Problem to solve: What is the number of lines below that include "icon"? Give that number alone.

=== Begin Enclosure ===

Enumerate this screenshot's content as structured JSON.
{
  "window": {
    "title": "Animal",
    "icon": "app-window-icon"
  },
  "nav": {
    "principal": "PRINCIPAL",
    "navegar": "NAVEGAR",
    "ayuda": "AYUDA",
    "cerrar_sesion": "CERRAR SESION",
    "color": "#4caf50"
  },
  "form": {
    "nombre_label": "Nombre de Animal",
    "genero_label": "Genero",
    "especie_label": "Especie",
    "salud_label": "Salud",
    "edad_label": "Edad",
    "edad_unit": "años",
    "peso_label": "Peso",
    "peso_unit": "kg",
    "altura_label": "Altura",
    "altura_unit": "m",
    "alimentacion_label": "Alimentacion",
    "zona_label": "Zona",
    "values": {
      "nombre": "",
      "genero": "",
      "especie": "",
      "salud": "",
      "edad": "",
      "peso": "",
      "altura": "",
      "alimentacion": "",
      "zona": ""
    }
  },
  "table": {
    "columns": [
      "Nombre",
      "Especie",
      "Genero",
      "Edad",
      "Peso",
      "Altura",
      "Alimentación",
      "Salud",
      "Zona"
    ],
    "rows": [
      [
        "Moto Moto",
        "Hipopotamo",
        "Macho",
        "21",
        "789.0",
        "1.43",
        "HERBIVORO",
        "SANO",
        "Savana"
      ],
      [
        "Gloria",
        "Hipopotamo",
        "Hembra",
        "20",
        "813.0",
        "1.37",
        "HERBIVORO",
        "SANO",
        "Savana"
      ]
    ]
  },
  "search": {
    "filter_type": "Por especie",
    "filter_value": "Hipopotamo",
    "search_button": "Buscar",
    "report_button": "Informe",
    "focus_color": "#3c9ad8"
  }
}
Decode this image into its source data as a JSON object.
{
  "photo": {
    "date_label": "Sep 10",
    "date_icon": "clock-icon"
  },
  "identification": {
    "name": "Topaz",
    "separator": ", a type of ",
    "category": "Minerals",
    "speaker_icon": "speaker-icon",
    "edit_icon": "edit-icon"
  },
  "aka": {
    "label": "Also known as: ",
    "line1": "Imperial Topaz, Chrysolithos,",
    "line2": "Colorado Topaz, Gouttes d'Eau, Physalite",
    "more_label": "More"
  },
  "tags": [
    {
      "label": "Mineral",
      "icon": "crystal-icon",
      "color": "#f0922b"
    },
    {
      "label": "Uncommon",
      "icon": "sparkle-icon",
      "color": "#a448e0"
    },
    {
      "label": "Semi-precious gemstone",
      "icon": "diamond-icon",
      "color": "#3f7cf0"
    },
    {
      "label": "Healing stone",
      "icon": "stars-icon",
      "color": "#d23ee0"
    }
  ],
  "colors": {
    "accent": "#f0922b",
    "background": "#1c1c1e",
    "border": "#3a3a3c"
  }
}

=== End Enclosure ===

Problem solution: 8